When the Dodgers acquired Brandon League last season and made him their closer many people wondered why they’d do that with a far superior option available in Kenley Jansen. And then when the Dodgers re-signed League to a bloated three-year, $22.5 million deal and stuck with him as their closer many people wondered the same thing again.
Things have played out as expected, with League struggling in the closer role and Jansen being his usual dominant self as a setup man, and manager Don Mattingly appears to have finally seen the light.
Jansen got the nod over League to record the final out (and save) after Clayton Kershaw came up just short of a complete-game shutout last night and afterward Mattingly was evasive when asked if ninth-inning duties had changed hands:
We’ll see.

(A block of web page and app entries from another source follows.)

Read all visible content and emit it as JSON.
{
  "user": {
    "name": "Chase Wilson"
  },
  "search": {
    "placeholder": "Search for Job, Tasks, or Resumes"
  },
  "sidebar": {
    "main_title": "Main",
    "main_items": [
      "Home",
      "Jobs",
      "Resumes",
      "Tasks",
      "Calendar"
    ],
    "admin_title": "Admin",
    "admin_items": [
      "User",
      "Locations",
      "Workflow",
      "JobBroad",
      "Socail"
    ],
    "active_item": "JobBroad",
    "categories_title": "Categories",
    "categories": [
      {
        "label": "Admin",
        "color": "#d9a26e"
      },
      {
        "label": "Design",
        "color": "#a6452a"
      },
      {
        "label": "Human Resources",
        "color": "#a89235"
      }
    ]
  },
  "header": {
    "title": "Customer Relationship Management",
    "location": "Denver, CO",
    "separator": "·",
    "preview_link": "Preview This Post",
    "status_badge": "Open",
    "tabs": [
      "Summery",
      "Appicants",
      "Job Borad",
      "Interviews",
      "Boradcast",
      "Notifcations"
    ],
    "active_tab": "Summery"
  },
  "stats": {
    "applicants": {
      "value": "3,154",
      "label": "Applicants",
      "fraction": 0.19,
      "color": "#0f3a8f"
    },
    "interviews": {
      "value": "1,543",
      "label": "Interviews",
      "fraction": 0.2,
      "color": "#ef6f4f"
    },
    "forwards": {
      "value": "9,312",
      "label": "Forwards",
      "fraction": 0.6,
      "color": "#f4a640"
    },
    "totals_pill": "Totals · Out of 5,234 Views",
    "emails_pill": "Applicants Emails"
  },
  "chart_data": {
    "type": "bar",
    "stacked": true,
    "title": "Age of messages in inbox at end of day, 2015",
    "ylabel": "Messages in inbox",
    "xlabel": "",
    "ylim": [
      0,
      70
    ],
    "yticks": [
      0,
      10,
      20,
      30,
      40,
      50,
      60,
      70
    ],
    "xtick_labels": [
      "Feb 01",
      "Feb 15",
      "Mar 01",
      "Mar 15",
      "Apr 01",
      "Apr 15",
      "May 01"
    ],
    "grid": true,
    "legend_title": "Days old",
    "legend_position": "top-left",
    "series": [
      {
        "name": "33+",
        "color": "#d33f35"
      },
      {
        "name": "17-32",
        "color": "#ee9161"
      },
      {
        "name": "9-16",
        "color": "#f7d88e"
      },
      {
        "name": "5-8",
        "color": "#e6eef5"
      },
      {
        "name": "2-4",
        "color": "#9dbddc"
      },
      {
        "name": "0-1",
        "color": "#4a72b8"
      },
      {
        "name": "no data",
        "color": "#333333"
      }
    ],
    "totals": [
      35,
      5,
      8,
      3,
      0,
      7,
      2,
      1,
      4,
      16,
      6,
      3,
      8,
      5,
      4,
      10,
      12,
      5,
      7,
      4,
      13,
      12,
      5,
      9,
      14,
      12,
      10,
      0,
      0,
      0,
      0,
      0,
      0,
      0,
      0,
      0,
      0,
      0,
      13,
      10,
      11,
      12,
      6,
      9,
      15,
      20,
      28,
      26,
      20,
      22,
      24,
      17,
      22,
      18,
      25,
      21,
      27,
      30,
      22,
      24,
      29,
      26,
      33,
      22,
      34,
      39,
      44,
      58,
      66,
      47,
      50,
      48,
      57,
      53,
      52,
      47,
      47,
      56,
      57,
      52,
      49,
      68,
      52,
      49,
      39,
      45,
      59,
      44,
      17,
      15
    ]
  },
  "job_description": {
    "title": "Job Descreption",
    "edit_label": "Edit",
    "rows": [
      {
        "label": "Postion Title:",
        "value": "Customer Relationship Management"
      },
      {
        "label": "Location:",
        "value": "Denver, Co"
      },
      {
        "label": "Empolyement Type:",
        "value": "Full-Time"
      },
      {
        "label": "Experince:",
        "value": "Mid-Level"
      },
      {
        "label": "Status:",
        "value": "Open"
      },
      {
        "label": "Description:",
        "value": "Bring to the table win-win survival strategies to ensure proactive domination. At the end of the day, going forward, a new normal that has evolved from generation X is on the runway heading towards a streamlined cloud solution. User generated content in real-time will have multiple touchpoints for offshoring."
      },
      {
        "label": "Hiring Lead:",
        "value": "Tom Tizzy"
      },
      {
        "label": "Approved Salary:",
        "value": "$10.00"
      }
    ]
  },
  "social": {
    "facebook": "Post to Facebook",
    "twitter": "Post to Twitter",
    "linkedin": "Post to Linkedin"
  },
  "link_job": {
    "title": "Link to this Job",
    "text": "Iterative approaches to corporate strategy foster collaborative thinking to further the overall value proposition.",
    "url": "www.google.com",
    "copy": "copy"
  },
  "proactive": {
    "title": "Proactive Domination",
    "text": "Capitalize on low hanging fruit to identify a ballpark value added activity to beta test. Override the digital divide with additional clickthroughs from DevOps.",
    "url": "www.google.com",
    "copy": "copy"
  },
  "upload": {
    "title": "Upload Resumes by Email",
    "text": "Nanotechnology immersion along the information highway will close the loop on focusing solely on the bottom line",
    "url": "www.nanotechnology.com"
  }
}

I don’t know if I really have to set roles. We always talk about where we’re at in the lineup. I know we like to create controversies and all that. Honestly, I prefer having roles where everybody knows where they’re at. But tonight I felt like Kenley was the best shot of getting that guy out.
He’s right of course, although the same applies every night.
Jansen debuted in 2010 and has thrown 166 innings with a 2.23 ERA, .152 opponents’ batting average, and 14.3 strikeouts per nine innings, which is arguably the most dominant performance of any pitcher in baseball during that time.
Over the same span League has thrown 227 innings with a 3.34 ERA, .241 opponents’ batting average, and 6.4 strikeouts per nine innings, which would be perfectly good late-inning relief work and perhaps even closer-worthy if not for the fact that Jansen is on the same team.
After 18 years, 12 winning seasons, seven postseason runs and three World Championships, Dave Righetti is no longer a pitching coach for the Giants. He was removed from his post on Saturday, when the team announced a few reassignments as they shake up their coaching staff. Heading into the 2018 season, Righetti will serve as special assistant to general manager Bobby Evans, former bullpen coach Mark Gardner will step into a similar special assistant role to “assist in pitching evaluations,” and former assistant hitting coach Steve Decker will take a special assistant role in baseball operations.
According to MLB.com’s Chris Haft, Righetti was the longest-tenured pitching coach in the big leagues. He helped shape the careers of notable Giants’ aces like Madison Bumgarner, Tim Lincecum and Matt Cain — all Cy Young contenders (and, in Lincecum’s case, a two-time winner) at various points in their careers. He was there to assist Ryan Vogelsong during his stunning mid-career comeback in San Francisco. He helped newcomers like Chris Stratton and Ty Blach flourish even as the team stumbled to the bottom of the division. He was there to take the credit when a sterling rotation clinched the Giants’ 56-year, drought-snapping championship title in 2010 — and, when things went so horribly south in 2017, he took the blame as well.
Hardly anything went right for the Giants’ pitching staff in 2017. Madison Bumgarner was shelved after sustaining a serious shoulder injury in a dirt bike accident, Johnny Cueto couldn’t shake a cluster of blisters on his right hand and Mark Melancon found it difficult to justify a $62 million paycheck after pitching through an arm injury to four blown losses/saves and a 4.50 ERA. It would be a lot for any pitching coach to stay on top of, and given the team’s rapid descent from 2016 postseason contenders to last-place finishers in 2017, it’s not surprising that Evans felt the need to switch things up.
Successors have yet to be named for Righetti, Gardner or Decker, though Murray hears that the Giants could have interest in former major league pitching coach Jim Hickey. NBC Bay Area’s Alex Pavlovic adds that Evans is searching for someone to “put a new voice” on the pitching staff and will likely target someone who, like Righetti, brings considerable experience to the role.